Exactly how many lines in the listing contain "data"? Respond with the number and nothing more.

+ + + + +

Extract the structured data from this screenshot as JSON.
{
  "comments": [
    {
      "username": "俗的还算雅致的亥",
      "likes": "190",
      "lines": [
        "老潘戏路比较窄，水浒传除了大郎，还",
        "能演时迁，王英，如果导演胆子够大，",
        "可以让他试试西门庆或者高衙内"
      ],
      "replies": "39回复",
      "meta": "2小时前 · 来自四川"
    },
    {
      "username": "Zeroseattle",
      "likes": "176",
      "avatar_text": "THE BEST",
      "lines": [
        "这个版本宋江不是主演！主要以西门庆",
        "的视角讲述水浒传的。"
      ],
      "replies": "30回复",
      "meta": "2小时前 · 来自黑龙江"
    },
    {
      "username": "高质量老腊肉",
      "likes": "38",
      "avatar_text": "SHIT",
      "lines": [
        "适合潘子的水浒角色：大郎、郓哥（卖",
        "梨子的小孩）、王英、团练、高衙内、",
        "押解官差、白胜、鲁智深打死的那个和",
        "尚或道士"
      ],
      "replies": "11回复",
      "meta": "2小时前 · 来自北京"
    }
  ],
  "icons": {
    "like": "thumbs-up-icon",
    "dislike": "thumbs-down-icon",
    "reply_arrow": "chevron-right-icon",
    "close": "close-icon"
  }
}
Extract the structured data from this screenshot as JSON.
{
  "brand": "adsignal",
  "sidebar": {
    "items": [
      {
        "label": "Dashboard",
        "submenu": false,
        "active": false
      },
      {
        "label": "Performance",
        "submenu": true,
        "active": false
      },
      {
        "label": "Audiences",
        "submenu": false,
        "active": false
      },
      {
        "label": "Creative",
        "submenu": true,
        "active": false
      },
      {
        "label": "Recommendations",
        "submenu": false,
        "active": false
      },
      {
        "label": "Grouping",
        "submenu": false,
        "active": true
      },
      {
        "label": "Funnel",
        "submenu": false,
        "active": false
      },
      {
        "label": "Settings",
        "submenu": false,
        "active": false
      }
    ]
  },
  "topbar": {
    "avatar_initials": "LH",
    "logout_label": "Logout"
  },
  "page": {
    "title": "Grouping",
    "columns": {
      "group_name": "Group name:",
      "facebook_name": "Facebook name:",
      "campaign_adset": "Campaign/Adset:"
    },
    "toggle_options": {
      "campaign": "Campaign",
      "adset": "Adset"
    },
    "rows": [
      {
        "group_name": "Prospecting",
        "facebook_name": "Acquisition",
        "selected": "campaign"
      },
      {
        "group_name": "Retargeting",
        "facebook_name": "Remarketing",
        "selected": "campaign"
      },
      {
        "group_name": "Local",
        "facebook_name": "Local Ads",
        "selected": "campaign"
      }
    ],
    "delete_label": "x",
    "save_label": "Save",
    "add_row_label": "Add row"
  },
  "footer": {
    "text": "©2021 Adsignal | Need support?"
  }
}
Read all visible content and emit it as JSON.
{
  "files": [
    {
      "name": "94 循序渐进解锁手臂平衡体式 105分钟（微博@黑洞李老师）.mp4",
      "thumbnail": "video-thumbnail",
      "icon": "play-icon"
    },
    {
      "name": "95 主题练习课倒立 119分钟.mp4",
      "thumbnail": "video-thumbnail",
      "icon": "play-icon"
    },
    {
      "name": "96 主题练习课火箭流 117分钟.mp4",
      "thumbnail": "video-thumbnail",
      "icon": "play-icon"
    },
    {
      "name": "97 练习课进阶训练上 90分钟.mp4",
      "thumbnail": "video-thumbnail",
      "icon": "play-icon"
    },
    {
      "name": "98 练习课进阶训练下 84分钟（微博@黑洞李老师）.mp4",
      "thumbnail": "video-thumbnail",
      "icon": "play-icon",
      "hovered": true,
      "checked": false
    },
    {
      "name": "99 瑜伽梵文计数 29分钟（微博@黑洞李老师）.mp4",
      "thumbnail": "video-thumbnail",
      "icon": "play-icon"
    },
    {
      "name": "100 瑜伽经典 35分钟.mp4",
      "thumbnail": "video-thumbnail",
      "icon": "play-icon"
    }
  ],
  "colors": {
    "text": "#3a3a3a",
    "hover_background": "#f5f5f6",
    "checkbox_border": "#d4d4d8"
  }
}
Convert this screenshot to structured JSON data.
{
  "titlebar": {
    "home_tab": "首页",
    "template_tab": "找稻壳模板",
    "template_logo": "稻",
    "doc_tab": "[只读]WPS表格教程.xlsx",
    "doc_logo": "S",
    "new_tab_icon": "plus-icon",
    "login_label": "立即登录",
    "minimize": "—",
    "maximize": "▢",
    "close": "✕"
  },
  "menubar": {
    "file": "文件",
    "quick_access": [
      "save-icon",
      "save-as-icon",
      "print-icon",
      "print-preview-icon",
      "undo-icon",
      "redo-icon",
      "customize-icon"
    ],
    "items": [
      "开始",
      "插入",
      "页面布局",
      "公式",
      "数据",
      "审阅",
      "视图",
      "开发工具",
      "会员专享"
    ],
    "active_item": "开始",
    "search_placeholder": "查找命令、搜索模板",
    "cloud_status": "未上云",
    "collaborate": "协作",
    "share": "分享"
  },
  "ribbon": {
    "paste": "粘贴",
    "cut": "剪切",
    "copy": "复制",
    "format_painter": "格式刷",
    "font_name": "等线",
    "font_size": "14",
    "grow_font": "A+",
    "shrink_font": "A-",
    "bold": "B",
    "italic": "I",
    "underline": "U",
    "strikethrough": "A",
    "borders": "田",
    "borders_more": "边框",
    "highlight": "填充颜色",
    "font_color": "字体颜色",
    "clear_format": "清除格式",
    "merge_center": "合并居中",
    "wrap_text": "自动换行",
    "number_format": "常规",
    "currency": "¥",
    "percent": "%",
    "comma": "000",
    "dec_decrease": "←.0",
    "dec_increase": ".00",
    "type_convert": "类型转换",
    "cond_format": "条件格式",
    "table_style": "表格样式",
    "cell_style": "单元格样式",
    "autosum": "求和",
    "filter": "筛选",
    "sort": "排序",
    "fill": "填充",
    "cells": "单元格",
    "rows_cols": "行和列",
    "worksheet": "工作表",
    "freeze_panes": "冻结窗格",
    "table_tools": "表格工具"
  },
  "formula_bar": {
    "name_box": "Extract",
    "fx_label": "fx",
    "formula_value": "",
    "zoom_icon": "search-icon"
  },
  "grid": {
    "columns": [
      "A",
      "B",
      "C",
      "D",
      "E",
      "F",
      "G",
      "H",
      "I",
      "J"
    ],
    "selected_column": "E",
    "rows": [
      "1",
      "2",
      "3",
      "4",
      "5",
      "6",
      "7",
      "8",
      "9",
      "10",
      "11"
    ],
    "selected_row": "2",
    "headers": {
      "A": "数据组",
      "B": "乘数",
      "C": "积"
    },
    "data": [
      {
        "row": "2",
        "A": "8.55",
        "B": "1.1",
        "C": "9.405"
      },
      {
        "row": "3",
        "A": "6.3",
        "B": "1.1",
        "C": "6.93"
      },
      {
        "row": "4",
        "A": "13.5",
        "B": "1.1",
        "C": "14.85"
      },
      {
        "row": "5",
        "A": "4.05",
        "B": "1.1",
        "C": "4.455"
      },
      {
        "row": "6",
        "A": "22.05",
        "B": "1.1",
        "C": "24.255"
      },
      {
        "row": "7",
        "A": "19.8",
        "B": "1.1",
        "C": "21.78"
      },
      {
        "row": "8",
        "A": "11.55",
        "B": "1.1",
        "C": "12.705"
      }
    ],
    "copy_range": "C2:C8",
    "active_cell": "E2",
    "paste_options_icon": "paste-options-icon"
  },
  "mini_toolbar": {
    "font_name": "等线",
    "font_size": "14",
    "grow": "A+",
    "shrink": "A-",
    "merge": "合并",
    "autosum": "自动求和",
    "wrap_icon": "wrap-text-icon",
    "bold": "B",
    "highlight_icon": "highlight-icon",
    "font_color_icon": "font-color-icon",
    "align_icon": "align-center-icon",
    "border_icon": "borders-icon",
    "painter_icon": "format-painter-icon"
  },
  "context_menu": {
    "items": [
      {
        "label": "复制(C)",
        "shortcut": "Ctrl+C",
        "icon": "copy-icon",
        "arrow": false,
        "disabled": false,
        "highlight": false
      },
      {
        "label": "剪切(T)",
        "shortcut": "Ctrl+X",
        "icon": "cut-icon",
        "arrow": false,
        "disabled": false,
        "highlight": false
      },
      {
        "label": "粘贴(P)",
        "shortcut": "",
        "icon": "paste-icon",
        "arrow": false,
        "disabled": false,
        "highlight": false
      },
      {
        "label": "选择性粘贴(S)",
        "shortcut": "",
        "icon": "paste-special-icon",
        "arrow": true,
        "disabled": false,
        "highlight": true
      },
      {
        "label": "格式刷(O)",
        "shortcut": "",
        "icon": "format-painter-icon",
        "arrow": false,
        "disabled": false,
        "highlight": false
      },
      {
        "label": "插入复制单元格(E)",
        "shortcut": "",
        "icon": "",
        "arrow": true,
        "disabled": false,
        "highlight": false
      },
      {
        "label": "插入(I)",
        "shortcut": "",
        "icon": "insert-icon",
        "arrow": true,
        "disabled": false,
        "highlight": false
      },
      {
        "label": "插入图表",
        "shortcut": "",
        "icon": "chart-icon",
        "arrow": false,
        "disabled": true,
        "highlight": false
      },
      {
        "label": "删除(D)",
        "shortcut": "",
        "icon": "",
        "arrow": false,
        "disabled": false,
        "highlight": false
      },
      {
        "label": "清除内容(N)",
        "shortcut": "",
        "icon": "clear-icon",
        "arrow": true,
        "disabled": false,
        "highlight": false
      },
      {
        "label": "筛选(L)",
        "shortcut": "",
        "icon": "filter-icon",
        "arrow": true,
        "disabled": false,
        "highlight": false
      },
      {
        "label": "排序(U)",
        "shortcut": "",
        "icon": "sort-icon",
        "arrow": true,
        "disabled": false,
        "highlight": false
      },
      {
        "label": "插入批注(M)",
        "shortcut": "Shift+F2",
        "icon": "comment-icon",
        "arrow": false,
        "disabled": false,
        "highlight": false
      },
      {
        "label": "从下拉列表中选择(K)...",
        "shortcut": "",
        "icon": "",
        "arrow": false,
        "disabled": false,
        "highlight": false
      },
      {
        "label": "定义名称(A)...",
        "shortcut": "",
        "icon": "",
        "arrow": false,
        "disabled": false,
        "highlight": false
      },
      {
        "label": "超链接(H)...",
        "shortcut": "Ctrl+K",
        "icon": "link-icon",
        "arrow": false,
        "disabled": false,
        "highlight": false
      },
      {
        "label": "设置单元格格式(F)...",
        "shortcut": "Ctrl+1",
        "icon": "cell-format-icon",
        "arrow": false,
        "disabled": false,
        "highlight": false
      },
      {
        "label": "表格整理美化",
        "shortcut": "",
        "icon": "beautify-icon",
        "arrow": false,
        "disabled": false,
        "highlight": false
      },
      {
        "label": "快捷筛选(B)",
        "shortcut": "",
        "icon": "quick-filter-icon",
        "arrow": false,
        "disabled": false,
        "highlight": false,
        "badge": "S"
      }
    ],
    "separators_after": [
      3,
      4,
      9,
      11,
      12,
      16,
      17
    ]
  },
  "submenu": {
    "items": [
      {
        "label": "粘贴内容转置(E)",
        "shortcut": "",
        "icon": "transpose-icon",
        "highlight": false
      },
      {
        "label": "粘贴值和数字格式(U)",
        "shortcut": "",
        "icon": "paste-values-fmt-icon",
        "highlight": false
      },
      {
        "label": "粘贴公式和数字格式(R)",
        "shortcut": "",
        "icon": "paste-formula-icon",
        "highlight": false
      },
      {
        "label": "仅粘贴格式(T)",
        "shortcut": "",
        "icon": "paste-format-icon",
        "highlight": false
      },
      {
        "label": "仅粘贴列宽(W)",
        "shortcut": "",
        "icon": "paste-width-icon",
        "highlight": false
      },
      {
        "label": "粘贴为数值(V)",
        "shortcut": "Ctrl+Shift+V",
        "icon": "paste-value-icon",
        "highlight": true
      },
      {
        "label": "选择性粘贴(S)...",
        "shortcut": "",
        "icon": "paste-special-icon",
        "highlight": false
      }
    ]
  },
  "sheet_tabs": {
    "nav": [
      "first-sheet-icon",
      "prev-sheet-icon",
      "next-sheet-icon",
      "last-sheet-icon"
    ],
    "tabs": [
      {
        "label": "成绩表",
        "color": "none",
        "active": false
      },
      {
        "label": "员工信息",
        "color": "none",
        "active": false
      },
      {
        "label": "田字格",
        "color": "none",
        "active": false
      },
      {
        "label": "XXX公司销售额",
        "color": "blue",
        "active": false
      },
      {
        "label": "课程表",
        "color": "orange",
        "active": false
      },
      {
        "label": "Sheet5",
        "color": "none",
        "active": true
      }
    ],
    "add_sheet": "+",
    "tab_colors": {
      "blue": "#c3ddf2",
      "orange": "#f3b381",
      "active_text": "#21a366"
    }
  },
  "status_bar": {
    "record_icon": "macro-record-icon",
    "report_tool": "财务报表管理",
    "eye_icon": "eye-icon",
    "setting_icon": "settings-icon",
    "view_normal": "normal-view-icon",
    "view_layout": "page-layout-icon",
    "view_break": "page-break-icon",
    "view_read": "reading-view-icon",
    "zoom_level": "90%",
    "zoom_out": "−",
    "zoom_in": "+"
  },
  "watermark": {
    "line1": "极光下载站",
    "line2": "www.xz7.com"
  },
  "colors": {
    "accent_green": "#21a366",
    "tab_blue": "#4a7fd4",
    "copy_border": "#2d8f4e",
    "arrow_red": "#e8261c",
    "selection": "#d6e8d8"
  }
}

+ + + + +

FINISHED TASK
4